Special Education ETDs


Janie Stone

Publication Date



Research concerning personality variables bas been expanding rapidly in the last few years. Locus of control is one of these variables; it is a developmental construct considered to be an important part of social learning theory. Locus of control refers to the degree to which a person believes that he controls his environment and reinforcements, or another person or force controls them. There have been many investigations regarding locus of control of normal and exceptional children in relation to motivation, anxiety, social desirability, success-failure attitudes, and achievement in the classroom. Specifically with students who are mentally retarded, orthopedically handicapped, or emotionally disturbed, there has recently been an interest in attempting to change external locus of control to more internal control. Little research has been done in relation to locus of control and children with learning disabilities. With increased diagnoses, there has been an increase in programs and interest in learning disabled children. The writer chose to study the effect of a self-contained (part of the day) class on locus of control orientation and reading achievement over a period of four months, for students with learning disabilities. Instruments used were the Locus of Control Q-Sort and the widely used Wide Range Achievement Test. The Q-Sort consists of twenty-five items adapted from two current locus of control scales. A nine-columned formboard was labeled along a continuum ranging from "Most Like Me" to "Most Not Like Me." Students placed each item, written on a card, in the column that best expressed the degree of similarity or dissimilarity for themselves. The Wilcoxon Matched-Pairs Signed-Ranks Test showed no significant differences between the pre- and post-test scores of locus of control, but there was a significant difference in reading achievement scores, pre- and post-test (p <.05). The Spearman Rank Correlation Test showed no significant correlation between the amount of change in reading achievement with the amount of change in locus of control scores, or between the amount of change in reading achievement scores with the post-test scores of locus of control.
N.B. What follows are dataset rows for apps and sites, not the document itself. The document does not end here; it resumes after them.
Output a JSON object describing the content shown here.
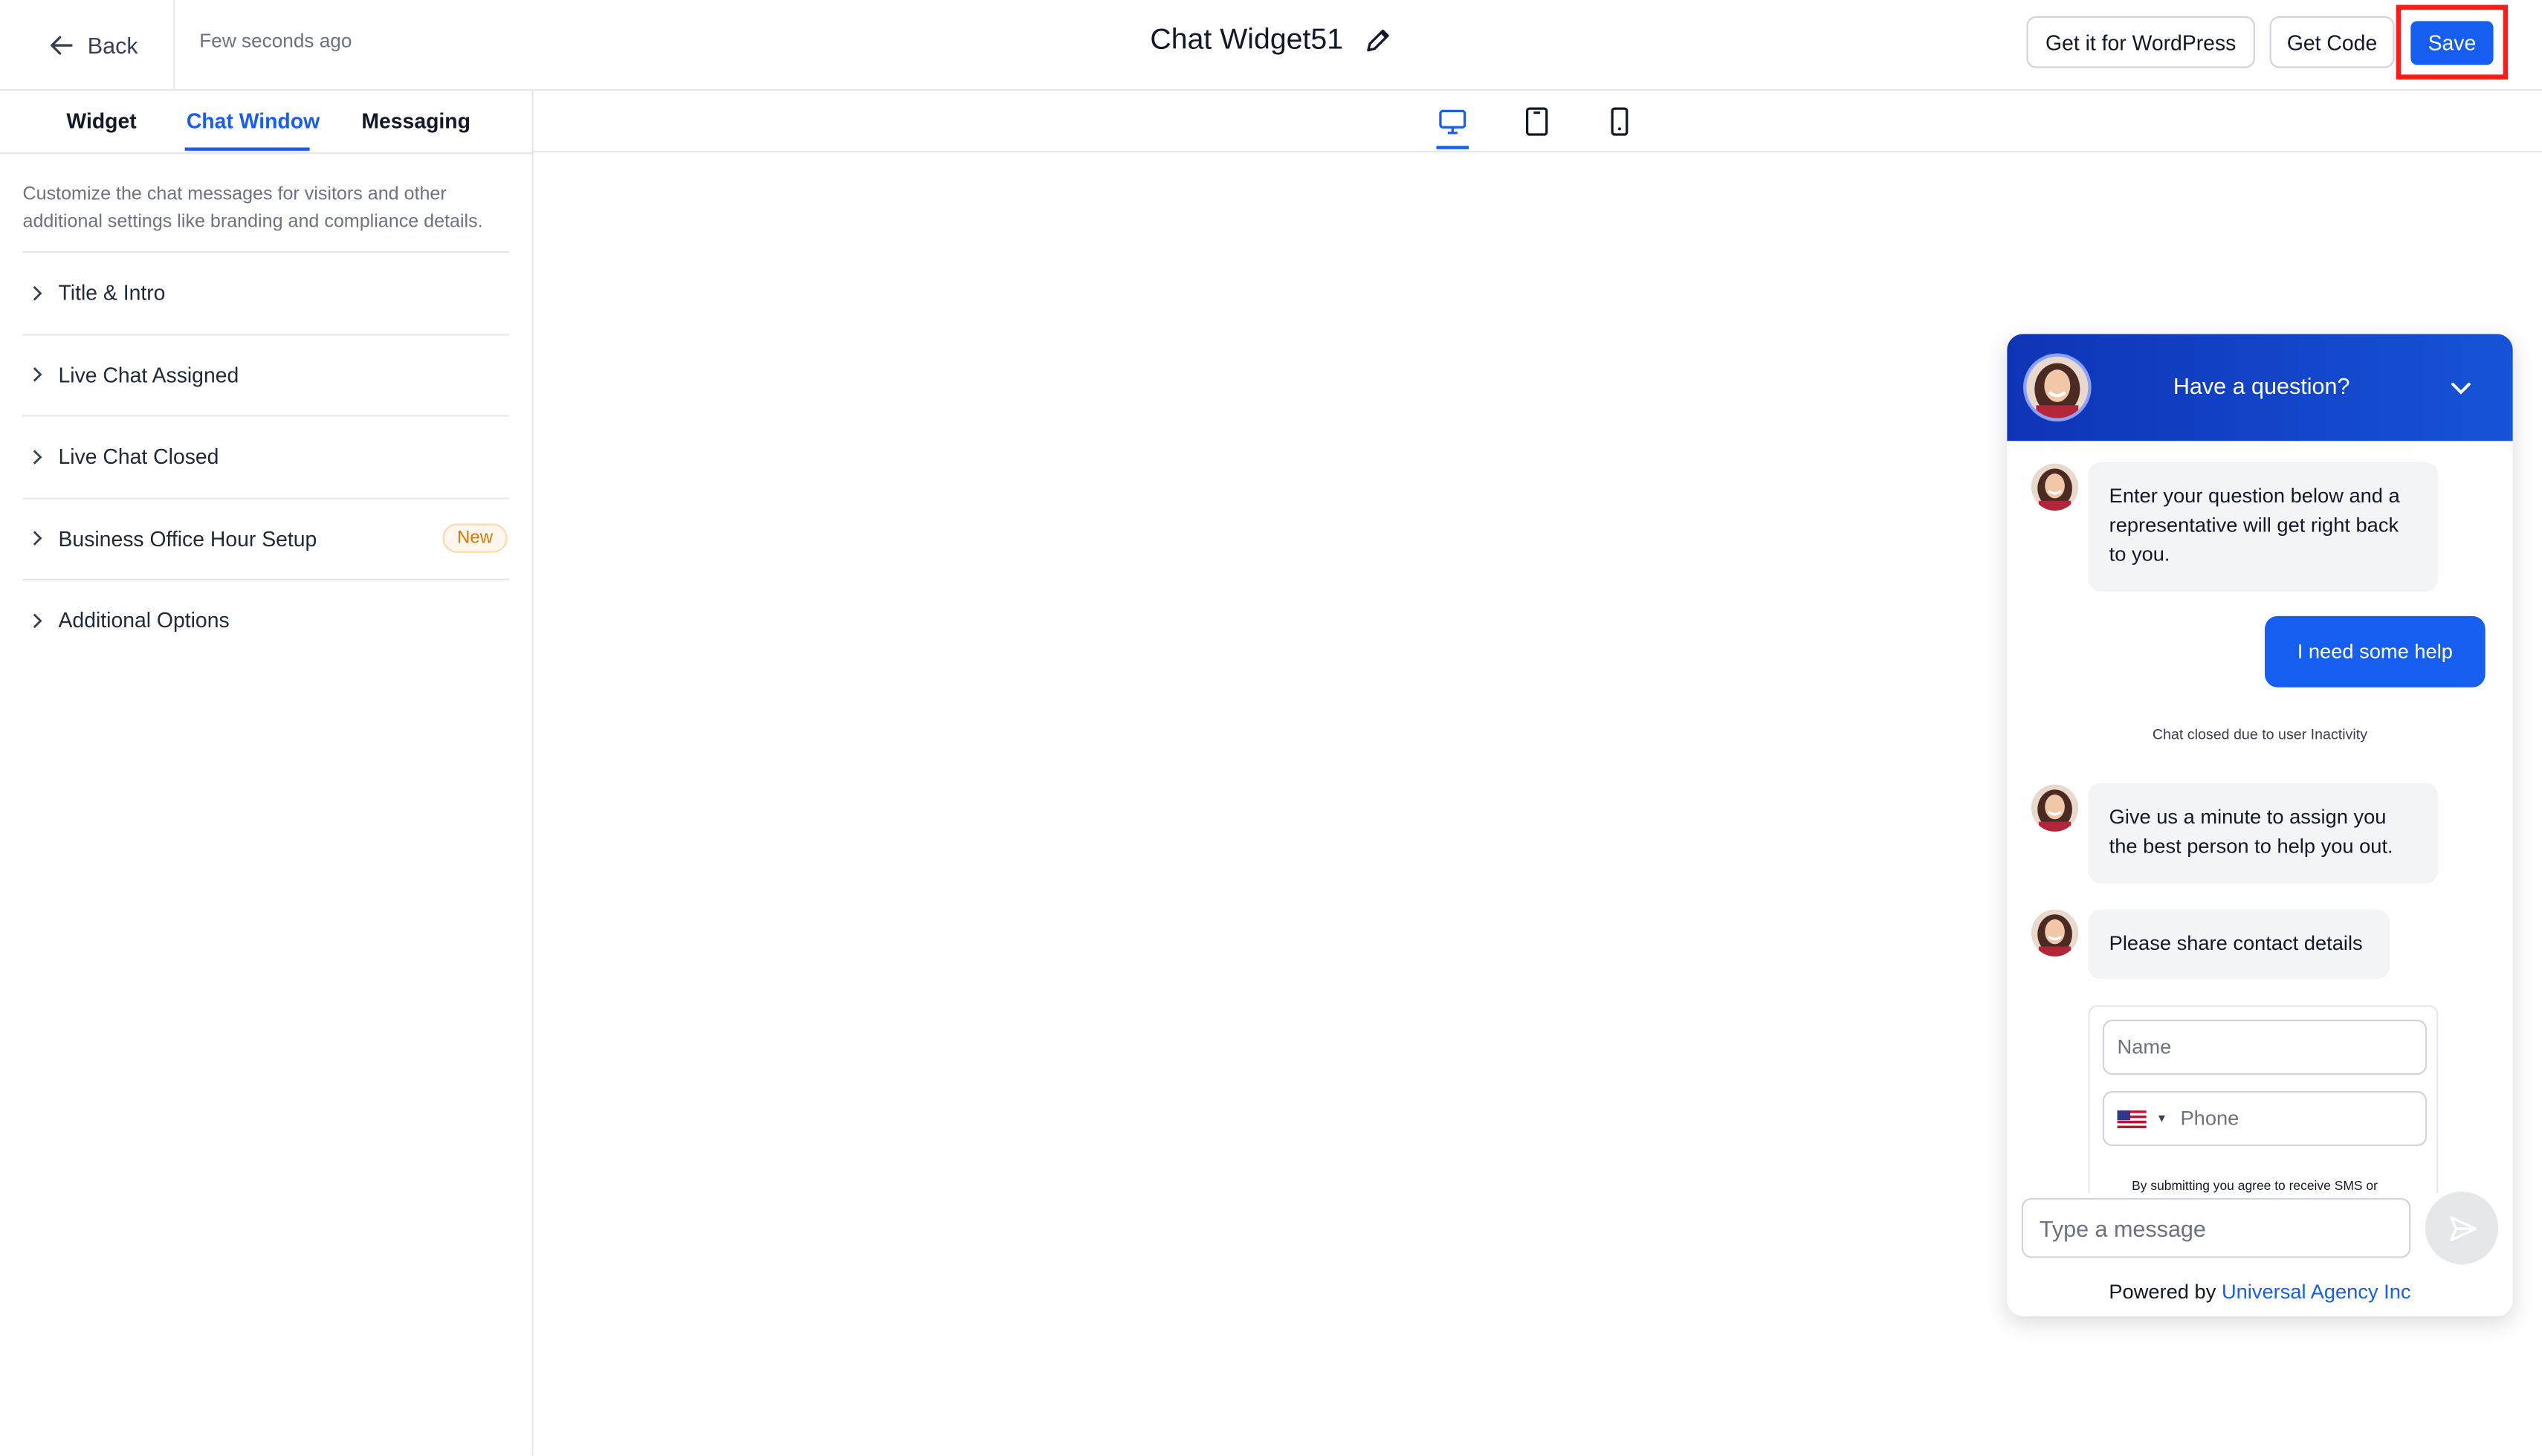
{
  "topbar": {
    "back_label": "Back",
    "saved_time": "Few seconds ago",
    "widget_title": "Chat Widget51",
    "wordpress_label": "Get it for WordPress",
    "get_code_label": "Get Code",
    "save_label": "Save"
  },
  "left_panel": {
    "tabs": [
      "Widget",
      "Chat Window",
      "Messaging"
    ],
    "active_tab": "Chat Window",
    "description": "Customize the chat messages for visitors and other additional settings like branding and compliance details.",
    "sections": [
      {
        "label": "Title & Intro"
      },
      {
        "label": "Live Chat Assigned"
      },
      {
        "label": "Live Chat Closed"
      },
      {
        "label": "Business Office Hour Setup",
        "badge": "New"
      },
      {
        "label": "Additional Options"
      }
    ]
  },
  "preview": {
    "devices": [
      "desktop-icon",
      "tablet-icon",
      "mobile-icon"
    ],
    "active_device": "desktop"
  },
  "chat": {
    "title": "Have a question?",
    "messages": {
      "intro": "Enter your question below and a representative will get right back to you.",
      "user": "I need some help",
      "system": "Chat closed due to user Inactivity",
      "assign": "Give us a minute to assign you the best person to help you out.",
      "contact": "Please share contact details"
    },
    "form": {
      "name_placeholder": "Name",
      "phone_placeholder": "Phone",
      "consent": "By submitting you agree to receive SMS or"
    },
    "input_placeholder": "Type a message",
    "powered_by": "Powered by",
    "agency": "Universal Agency Inc"
  },
  "colors": {
    "accent": "#155eef",
    "header_start": "#0f33b6",
    "header_end": "#1653d8",
    "badge": "#d97706",
    "highlight": "#ff1a1a"
  }
}
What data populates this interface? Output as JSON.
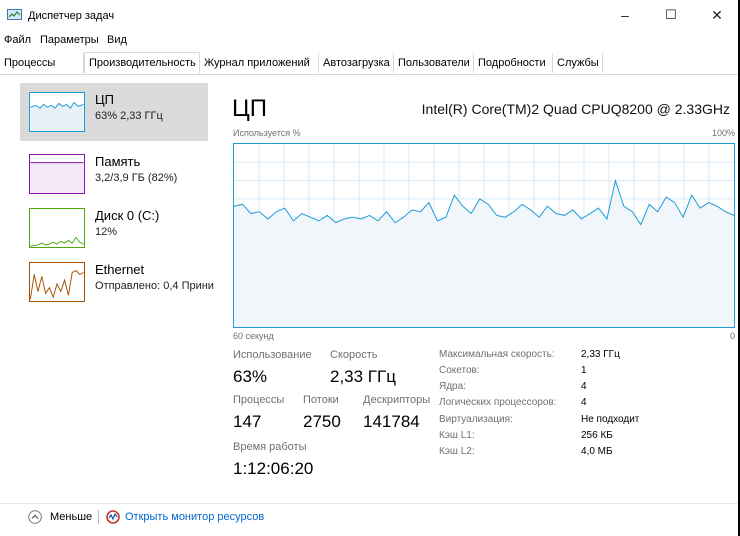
{
  "window": {
    "title": "Диспетчер задач",
    "minimize": "–",
    "maximize": "☐",
    "close": "✕"
  },
  "menu": [
    "Файл",
    "Параметры",
    "Вид"
  ],
  "tabs": [
    "Процессы",
    "Производительность",
    "Журнал приложений",
    "Автозагрузка",
    "Пользователи",
    "Подробности",
    "Службы"
  ],
  "active_tab": "Производительность",
  "sidebar": [
    {
      "title": "ЦП",
      "subtitle": "63% 2,33 ГГц",
      "color": "#1b9cd8"
    },
    {
      "title": "Память",
      "subtitle": "3,2/3,9 ГБ (82%)",
      "color": "#8b12ae"
    },
    {
      "title": "Диск 0 (C:)",
      "subtitle": "12%",
      "color": "#4da60c"
    },
    {
      "title": "Ethernet",
      "subtitle": "Отправлено: 0,4 Прини",
      "color": "#a74f01"
    }
  ],
  "main": {
    "title": "ЦП",
    "cpu_model": "Intel(R) Core(TM)2 Quad CPUQ8200 @ 2.33GHz",
    "graph_label_left": "Используется %",
    "graph_label_right": "100%",
    "time_label": "60 секунд",
    "zero_label": "0",
    "stats": {
      "usage_label": "Использование",
      "usage_value": "63%",
      "speed_label": "Скорость",
      "speed_value": "2,33 ГГц",
      "processes_label": "Процессы",
      "processes_value": "147",
      "threads_label": "Потоки",
      "threads_value": "2750",
      "handles_label": "Дескрипторы",
      "handles_value": "141784",
      "uptime_label": "Время работы",
      "uptime_value": "1:12:06:20"
    },
    "details": [
      {
        "label": "Максимальная скорость:",
        "value": "2,33 ГГц"
      },
      {
        "label": "Сокетов:",
        "value": "1"
      },
      {
        "label": "Ядра:",
        "value": "4"
      },
      {
        "label": "Логических процессоров:",
        "value": "4"
      },
      {
        "label": "Виртуализация:",
        "value": "Не подходит"
      },
      {
        "label": "Кэш L1:",
        "value": "256 КБ"
      },
      {
        "label": "Кэш L2:",
        "value": "4,0 МБ"
      }
    ],
    "cpu_history": [
      66,
      67,
      62,
      63,
      59,
      63,
      65,
      58,
      62,
      60,
      58,
      61,
      57,
      59,
      60,
      59,
      61,
      58,
      63,
      57,
      60,
      64,
      63,
      68,
      58,
      60,
      72,
      66,
      62,
      70,
      67,
      61,
      60,
      63,
      67,
      64,
      60,
      66,
      62,
      61,
      64,
      59,
      62,
      65,
      59,
      80,
      66,
      63,
      56,
      67,
      63,
      71,
      68,
      60,
      72,
      65,
      68,
      66,
      63,
      61
    ]
  },
  "footer": {
    "less_label": "Меньше",
    "monitor_link": "Открыть монитор ресурсов"
  }
}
Document Type




Degree Name

Special Education

Level of Degree


Department Name

Special Education

First Committee Member (Chair)

Glenn Van Etten

Second Committee Member

Roger Lee Kroth

Third Committee Member

Henry James Pepe